Cath, unlike me, is a cold-water specialist; she holds a Guinness World Record for Most Southerly Ice Swim (female). She swam a mile inside the Antarctic Polar Circle in water that was 0.03°C and all she was wearing was her swimming costume, cap and goggles.

To me, that is unthinkable; I would probably only survive a couple of minutes at that temperature, but she was in the water for nearly 33 minutes. In comparison to her record-breaking ice swim, for Cath a short dip in the River Dee at a balmy 6.3°C is a piece of cake, but it’s not for me. It goes without saying that open-water swimming is a dangerous activity; safety is paramount and is something we both take very seriously.

Louise with Cath Pendleton just before their dip

My personal top tips are to never swim on your own, go in slowly, make sure you don’t overdo it and get too cold, and take warm clothes and a warm drink for when you get out. With all that in mind, when we set off on a sunny spring day, we were well prepared with woolly hats and layers to wrap up in afterwards.


Stripping off by the shoreline with dog-walkers coming past was hilarious; they all thought we were nuts and told us so. But once we had decided that we were going in, nothing could stop us.

Cath has a brilliant way of getting in the water, which not only makes me laugh but is very helpful. She has a mantra, “Bits, tits and pits”, which she repeated over and over to me as my feet slid in the sludge, and as I gasped for air, she told me to sing and breathe.

Obeying her instructions, I managed to get my shoulders in and do a few quick strokes of breaststroke. I was probably only in the water for just over a minute but when I got out, I was laughing my head off and even as I struggled to put my socks on, I could feel the wave of endorphins wash over me.

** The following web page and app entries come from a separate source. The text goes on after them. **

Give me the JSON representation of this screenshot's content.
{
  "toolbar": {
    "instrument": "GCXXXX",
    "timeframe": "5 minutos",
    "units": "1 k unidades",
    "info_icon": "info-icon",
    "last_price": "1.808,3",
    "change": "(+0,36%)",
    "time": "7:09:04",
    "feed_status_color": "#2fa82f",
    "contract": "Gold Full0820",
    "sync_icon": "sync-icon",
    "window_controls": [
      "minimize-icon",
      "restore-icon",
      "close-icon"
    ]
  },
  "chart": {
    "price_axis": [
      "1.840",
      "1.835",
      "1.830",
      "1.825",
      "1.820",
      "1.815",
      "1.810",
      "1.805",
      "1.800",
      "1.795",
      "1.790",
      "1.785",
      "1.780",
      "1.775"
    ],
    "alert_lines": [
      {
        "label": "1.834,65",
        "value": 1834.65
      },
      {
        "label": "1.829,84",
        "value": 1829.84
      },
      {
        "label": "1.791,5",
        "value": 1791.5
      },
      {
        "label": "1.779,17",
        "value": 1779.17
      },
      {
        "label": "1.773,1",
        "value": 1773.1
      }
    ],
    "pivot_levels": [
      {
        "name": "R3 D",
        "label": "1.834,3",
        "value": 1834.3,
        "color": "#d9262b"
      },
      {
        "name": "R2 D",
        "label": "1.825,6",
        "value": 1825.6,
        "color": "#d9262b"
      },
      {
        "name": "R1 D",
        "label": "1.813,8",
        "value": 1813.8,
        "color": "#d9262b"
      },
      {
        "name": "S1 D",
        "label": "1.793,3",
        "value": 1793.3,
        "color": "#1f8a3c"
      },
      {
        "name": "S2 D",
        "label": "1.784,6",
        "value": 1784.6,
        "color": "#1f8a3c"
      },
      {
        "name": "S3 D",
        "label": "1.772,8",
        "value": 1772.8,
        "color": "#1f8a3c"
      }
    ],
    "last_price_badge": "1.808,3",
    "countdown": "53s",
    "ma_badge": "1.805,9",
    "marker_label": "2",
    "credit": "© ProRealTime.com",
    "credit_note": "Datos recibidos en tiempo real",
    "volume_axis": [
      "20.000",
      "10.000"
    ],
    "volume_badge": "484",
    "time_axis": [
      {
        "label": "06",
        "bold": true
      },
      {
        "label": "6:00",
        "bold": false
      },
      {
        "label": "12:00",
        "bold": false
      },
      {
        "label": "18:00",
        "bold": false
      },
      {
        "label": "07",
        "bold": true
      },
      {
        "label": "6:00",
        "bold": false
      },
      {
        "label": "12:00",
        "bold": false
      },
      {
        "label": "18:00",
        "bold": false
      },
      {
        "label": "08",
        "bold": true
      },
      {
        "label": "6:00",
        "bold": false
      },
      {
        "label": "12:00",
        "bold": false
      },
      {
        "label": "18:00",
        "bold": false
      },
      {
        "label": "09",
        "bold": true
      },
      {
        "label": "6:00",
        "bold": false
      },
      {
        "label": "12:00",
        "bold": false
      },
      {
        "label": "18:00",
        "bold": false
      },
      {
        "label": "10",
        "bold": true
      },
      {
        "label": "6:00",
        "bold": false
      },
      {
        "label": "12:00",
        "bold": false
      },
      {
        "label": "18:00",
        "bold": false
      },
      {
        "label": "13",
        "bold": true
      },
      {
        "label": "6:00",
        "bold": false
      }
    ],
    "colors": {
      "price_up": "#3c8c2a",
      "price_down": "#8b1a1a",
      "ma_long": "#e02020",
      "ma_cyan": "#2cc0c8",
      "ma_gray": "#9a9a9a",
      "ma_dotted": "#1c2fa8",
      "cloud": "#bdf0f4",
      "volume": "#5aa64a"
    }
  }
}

For Cath, cold water is her reset button; she says it switches off her brain completely. All she can do is concentrate on how she is feeling. Walking back from the river with my skin buzzing, chatting and giggling, I too felt reset and ready for anything.

Cath Pendleton is one of the women who features in Louise’s book Fearless: Adventures With Extraordinary Women, which is now available to buy in paperback (Bloomsbury, £10.99).

Words: Louise Minchin. Cover image: Rachel Joseph. Second image: Louise Minchin.